1946 Bronco

We are so excited to announce the addition of The Bronco, Denton High School’s yearbooks, to the Portal to Texas History.

The yearbooks, ranging from 1905 to 1950, have been digitized and added to the online collection in the Portal to Texas History, a gateway to rare, historical, and primary source materials from or about Texas. The website is created and maintained by the University of North Texas Libraries. With the digitization of The Bronco the books are keyword searchable by name so if you are searching for someone who attended Denton High School during that time span it is much easier to find them.  The yearbooks are a valuable addition to the growing digital repository of Denton County history that is freely accessible on the Portal.

We began contributing materials to the Portal in 2007. Since that time we have added 1,956 items from Denton Public Library’s historical collections. The majority of those items are photographs, but also included are old newspapers, documents, books, and various articles of Denton memorabilia.

1922 Bronco1937 Bronco1948 Bronco

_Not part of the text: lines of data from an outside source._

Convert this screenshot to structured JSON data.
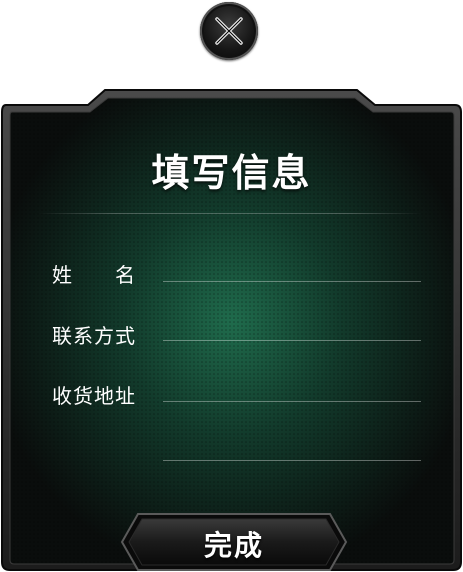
{
  "dialog": {
    "title": "填写信息",
    "fields": [
      {
        "label": "姓　　名",
        "value": "",
        "placeholder": ""
      },
      {
        "label": "联系方式",
        "value": "",
        "placeholder": ""
      },
      {
        "label": "收货地址",
        "value": "",
        "placeholder": ""
      },
      {
        "label": "",
        "value": "",
        "placeholder": ""
      }
    ],
    "submit_label": "完成"
  },
  "colors": {
    "panel_dark": "#0b0f0d",
    "panel_glow": "#1f6b4c",
    "frame": "#2a2a2a",
    "text": "#ffffff"
  },
  "icons": {
    "close": "close-x-icon"
  }
}
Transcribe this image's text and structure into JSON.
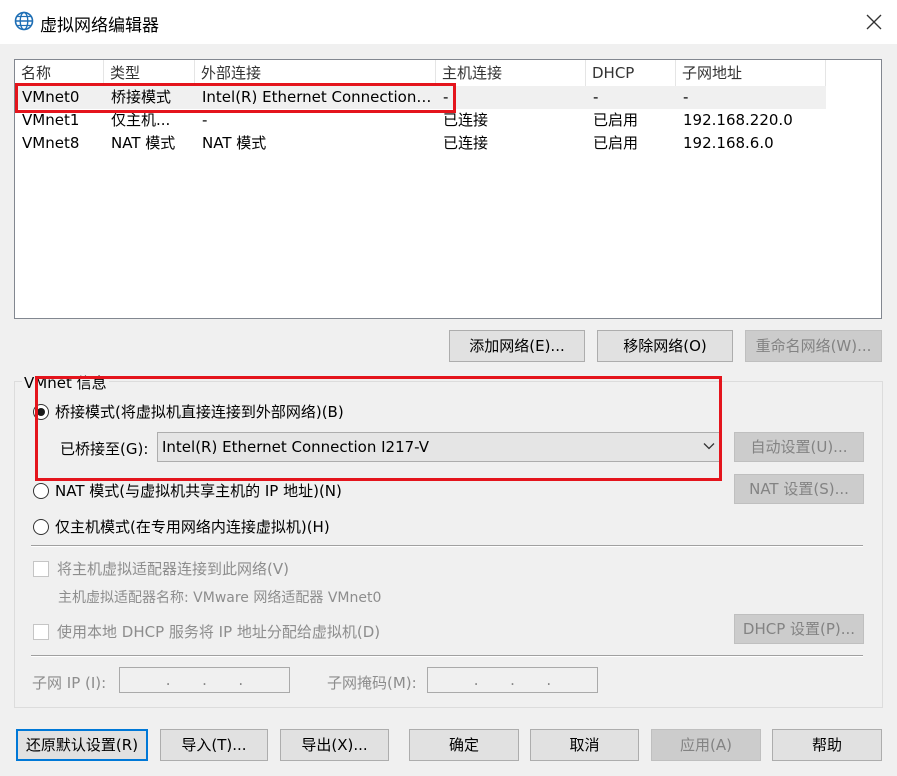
{
  "window": {
    "title": "虚拟网络编辑器"
  },
  "table": {
    "headers": [
      "名称",
      "类型",
      "外部连接",
      "主机连接",
      "DHCP",
      "子网地址"
    ],
    "rows": [
      [
        "VMnet0",
        "桥接模式",
        "Intel(R) Ethernet Connection I...",
        "-",
        "-",
        "-"
      ],
      [
        "VMnet1",
        "仅主机...",
        "-",
        "已连接",
        "已启用",
        "192.168.220.0"
      ],
      [
        "VMnet8",
        "NAT 模式",
        "NAT 模式",
        "已连接",
        "已启用",
        "192.168.6.0"
      ]
    ]
  },
  "network_buttons": {
    "add": "添加网络(E)...",
    "remove": "移除网络(O)",
    "rename": "重命名网络(W)..."
  },
  "vmnet_info": {
    "group_label": "VMnet 信息",
    "bridged_label": "桥接模式(将虚拟机直接连接到外部网络)(B)",
    "bridged_to_label": "已桥接至(G):",
    "bridged_to_value": "Intel(R) Ethernet Connection I217-V",
    "auto_settings": "自动设置(U)...",
    "nat_label": "NAT 模式(与虚拟机共享主机的 IP 地址)(N)",
    "nat_settings": "NAT 设置(S)...",
    "hostonly_label": "仅主机模式(在专用网络内连接虚拟机)(H)",
    "connect_adapter_label": "将主机虚拟适配器连接到此网络(V)",
    "adapter_name_label": "主机虚拟适配器名称: VMware 网络适配器 VMnet0",
    "dhcp_label": "使用本地 DHCP 服务将 IP 地址分配给虚拟机(D)",
    "dhcp_settings": "DHCP 设置(P)...",
    "subnet_ip_label": "子网 IP (I):",
    "subnet_mask_label": "子网掩码(M):",
    "selected_mode": "bridged"
  },
  "footer_buttons": {
    "restore": "还原默认设置(R)",
    "import": "导入(T)...",
    "export": "导出(X)...",
    "ok": "确定",
    "cancel": "取消",
    "apply": "应用(A)",
    "help": "帮助"
  },
  "colors": {
    "highlight": "#e4141c",
    "focus": "#0078d7"
  }
}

The addition of items to the Portal is an ongoing project for the Denton Public Library, as we endeavor to preserve and share elements of Denton’s history. In addition to the yearbooks that have been digitized, the Special Collections at the Emily Fowler Central Library has almost every year of The Bronco, and yearbooks from the Junior Highs, Colleges, and other High Schools in Denton.  The library’s early yearbooks came from generous donors throughout the community and we are continually seeking copies of the books for the missing years.  We have a small collection of Elementary school yearbooks that we would love to expand. So if you have an old yearbook laying around, the Special Collections Department will gladly accept donations of yearbooks, as well as city directories or other items pertaining to local history or genealogy.

Laura Douglas,
Emily Fowler Central Library